fact that would have prevented its rendition if the trial
court had known of its existence at the trial. Id.
Of course, the concealment of this fact cannot be
attributable to the defendant's own negligence, and it is
the petitioner's burden of demonstrating a fundamental
error of fact extrinsic to the record. Id.
writ is issued only under compelling circumstances to achieve
justice and to address errors of the most fundamental nature.
Id. These errors fall into one of four categories:
(1) insanity at the time of trial, (2) a coerced guilty plea,
(3) material evidence withheld by the prosecutor, or (4) a
third-party confession to the crime during the time between
conviction and appeal. Martin v. State, 2018 Ark.
344. Finally, the writ is only granted to correct some error
of fact. Mosley v. State, 2019 Ark. 14. It does not
lie to correct trial error or to contradict any fact already
alleges that a Brady violation occurred, which falls
within the third category of fundamental error warranting the
writ's issuance. See Isom v. State, 2018 Ark.
368, 563 S.W.3d 533. Johnson, however, fails to identify any
specific evidence that was withheld. The mere fact that a
petitioner alleges a Brady violation is not
sufficient to provide a basis for coram nobis relief.
Id. While a third-party confession, can be a ground

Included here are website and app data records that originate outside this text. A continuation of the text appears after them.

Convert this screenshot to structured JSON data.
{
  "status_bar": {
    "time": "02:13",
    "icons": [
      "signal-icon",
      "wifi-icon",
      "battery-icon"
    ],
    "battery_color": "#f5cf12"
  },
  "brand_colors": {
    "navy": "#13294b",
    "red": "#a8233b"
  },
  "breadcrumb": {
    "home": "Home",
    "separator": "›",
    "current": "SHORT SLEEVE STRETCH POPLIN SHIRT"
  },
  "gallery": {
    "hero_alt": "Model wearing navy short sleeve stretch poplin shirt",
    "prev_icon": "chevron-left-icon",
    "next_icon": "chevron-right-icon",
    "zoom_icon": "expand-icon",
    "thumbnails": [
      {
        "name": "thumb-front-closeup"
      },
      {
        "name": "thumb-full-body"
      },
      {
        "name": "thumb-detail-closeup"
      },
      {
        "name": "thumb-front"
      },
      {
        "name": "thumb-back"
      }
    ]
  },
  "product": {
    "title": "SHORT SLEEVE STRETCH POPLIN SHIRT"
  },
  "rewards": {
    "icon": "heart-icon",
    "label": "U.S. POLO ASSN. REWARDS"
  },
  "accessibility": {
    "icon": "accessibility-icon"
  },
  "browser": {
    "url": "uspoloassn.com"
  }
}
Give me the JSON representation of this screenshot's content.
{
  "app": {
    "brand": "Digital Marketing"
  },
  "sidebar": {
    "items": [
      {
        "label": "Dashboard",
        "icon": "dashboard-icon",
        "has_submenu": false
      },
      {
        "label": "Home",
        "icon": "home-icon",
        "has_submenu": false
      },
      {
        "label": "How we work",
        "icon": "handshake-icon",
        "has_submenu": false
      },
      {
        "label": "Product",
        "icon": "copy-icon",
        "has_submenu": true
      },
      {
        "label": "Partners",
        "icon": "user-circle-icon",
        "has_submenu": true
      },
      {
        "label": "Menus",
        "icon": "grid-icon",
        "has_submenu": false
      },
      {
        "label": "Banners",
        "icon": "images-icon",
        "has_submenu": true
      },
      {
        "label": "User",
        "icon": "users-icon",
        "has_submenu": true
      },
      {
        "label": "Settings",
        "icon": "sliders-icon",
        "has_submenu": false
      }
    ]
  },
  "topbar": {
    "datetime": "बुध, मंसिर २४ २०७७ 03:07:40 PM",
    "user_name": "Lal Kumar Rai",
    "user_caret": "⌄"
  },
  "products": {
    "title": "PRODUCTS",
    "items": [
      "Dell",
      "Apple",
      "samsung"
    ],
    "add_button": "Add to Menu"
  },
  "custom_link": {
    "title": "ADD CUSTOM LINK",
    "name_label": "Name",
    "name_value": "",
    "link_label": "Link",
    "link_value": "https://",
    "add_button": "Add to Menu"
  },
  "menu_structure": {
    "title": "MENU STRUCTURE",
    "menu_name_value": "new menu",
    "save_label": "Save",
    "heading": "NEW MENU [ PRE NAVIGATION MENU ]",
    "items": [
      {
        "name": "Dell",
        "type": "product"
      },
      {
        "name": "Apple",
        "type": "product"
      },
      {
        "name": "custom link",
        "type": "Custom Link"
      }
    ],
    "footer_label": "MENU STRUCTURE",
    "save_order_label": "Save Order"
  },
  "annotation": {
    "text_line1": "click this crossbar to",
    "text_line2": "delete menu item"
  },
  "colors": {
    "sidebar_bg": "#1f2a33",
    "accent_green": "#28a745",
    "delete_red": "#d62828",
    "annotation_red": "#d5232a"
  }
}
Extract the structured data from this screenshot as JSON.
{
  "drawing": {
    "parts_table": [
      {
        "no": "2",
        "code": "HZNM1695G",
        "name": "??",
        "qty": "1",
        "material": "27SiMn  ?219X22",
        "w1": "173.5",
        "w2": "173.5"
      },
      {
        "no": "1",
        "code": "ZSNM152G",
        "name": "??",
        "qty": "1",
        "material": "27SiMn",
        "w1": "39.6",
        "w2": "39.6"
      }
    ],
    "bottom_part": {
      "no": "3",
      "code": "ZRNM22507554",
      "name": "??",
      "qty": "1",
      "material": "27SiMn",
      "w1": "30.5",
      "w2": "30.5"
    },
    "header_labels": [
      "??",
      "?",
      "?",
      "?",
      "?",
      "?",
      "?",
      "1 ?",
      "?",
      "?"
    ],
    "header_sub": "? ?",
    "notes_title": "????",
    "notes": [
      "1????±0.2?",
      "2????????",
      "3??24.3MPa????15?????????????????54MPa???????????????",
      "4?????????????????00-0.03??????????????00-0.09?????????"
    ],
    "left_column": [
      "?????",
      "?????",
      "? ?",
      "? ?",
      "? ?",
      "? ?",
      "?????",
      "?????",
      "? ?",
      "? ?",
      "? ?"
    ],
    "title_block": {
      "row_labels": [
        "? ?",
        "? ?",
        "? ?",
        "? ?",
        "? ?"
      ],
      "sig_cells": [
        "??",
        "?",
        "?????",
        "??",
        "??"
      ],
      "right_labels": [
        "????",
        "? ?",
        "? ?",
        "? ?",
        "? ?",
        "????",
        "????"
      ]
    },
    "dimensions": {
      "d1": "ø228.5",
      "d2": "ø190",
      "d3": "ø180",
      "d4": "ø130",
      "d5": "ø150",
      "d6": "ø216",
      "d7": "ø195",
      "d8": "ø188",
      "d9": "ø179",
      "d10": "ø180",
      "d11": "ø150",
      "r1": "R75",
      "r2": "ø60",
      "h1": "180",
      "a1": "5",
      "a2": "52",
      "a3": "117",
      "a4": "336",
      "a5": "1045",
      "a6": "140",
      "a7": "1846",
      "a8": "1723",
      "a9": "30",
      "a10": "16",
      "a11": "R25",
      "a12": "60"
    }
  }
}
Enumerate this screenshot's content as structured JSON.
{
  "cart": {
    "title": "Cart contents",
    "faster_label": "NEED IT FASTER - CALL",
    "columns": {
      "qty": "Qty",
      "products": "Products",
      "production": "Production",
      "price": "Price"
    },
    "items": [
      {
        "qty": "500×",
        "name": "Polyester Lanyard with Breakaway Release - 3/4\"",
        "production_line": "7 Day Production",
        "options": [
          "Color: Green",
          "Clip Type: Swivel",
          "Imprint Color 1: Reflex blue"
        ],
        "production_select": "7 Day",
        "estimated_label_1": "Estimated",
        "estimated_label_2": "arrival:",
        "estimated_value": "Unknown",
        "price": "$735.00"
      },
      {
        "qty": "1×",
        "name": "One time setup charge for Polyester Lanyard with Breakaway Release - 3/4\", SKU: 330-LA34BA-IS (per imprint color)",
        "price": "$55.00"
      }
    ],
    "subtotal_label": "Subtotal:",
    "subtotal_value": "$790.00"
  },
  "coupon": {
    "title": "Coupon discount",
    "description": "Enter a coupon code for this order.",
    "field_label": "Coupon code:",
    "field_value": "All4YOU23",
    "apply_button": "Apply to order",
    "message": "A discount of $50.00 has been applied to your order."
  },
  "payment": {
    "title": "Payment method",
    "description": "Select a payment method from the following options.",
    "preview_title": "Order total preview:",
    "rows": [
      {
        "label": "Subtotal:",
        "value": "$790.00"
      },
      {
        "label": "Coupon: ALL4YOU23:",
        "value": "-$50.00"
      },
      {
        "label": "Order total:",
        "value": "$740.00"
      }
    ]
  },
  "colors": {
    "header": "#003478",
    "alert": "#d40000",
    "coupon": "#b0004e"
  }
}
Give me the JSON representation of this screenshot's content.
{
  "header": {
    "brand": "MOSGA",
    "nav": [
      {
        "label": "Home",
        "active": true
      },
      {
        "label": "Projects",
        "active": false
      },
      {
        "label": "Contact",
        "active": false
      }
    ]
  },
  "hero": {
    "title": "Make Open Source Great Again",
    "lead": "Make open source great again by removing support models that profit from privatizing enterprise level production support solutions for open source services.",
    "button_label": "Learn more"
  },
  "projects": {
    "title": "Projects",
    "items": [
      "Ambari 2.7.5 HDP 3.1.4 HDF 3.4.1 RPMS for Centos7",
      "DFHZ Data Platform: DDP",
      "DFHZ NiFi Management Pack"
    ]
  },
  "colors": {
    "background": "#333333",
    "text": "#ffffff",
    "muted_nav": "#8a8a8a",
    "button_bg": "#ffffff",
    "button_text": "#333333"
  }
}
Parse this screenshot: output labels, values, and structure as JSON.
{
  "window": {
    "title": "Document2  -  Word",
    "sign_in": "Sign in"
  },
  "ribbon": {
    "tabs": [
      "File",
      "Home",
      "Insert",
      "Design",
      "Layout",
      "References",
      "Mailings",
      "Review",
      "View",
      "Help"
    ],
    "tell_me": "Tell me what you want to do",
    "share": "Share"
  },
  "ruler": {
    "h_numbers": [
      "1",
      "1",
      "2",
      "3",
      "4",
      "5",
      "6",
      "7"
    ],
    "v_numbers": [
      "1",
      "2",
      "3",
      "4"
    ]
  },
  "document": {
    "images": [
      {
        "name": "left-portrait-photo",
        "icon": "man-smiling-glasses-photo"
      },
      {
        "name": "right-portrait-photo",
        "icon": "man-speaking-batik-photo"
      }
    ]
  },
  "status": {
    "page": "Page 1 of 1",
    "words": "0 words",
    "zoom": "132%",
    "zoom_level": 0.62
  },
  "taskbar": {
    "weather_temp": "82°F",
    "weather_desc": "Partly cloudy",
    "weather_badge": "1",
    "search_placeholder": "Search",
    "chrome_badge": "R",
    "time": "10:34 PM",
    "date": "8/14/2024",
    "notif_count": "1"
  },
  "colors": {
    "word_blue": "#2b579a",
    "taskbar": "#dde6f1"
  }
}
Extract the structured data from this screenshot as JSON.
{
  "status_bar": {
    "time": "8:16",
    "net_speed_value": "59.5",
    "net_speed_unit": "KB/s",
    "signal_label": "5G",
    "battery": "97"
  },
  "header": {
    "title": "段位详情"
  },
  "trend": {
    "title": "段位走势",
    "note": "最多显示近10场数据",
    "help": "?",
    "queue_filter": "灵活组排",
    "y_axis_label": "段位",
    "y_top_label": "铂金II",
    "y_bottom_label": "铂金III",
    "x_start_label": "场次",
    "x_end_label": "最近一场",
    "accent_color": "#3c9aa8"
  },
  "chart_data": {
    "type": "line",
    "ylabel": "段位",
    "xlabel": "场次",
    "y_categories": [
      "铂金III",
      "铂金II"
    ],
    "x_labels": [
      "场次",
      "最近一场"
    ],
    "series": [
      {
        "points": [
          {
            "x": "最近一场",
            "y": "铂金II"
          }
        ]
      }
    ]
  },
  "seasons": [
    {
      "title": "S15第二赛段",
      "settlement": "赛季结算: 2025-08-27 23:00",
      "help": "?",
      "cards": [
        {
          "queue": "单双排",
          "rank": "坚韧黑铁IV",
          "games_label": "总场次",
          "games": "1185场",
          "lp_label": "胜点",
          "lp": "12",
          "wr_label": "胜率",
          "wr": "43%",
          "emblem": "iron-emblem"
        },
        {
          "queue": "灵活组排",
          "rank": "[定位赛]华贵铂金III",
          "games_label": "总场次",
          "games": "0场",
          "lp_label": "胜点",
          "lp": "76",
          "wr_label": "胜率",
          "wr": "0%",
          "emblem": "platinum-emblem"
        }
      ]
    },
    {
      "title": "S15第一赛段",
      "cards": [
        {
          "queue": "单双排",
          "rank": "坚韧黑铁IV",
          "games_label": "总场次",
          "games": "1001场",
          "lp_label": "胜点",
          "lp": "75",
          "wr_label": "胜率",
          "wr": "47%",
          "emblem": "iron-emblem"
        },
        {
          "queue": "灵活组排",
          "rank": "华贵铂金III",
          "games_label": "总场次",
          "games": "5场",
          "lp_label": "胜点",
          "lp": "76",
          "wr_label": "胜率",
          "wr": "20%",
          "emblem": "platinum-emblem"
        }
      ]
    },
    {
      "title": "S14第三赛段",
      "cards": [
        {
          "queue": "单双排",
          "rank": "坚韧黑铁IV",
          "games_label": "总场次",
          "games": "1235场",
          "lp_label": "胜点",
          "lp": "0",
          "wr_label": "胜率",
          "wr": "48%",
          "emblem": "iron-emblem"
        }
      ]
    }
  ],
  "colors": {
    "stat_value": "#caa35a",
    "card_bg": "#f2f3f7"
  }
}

for the writ, Davis's affidavit-confessing to the robbery
and blaming Brown for the shooting-does not fall within the
time period during which a writ of error coram nobis is
available. Cunningham v. State, 2019 Ark. 9, 564
S.W.3d 521. Indeed, this type of claim must be raised after
the conviction, but before the case is decided on appeal.
Smith v. State, 301 Ark. 374, 784 S.W.2d 595 (1990).
Johnson also alleged more specifically that the evidence
against him was insufficient. But the writ will not lie to
retry the defendant or to reexamine the strength of the
evidence adduced at trial. Davis v. State, 2019 Ark.
20, 566 S.W.3d 111. A challenge to the sufficiency of the
evidence constitutes a direct attack on the judgment and is
not cognizable in a coram nobis proceeding. Buchanan v.
State, 2019 Ark. 19, 565 S.W.3d 469.
Johnson's ineffective assistance of counsel claims are
not cognizable in a coram nobis proceeding.
Martinez-Marmol v. State, 2018 Ark. 145, 544 S.W.3d
49. Coram nobis proceedings are not to be used as a
substitute for raising claims of ineffective assistance of
counsel under our postconviction rule. Cunningham,
2019 Ark. 9, 564 S.W.3d 521. Because Johnson ...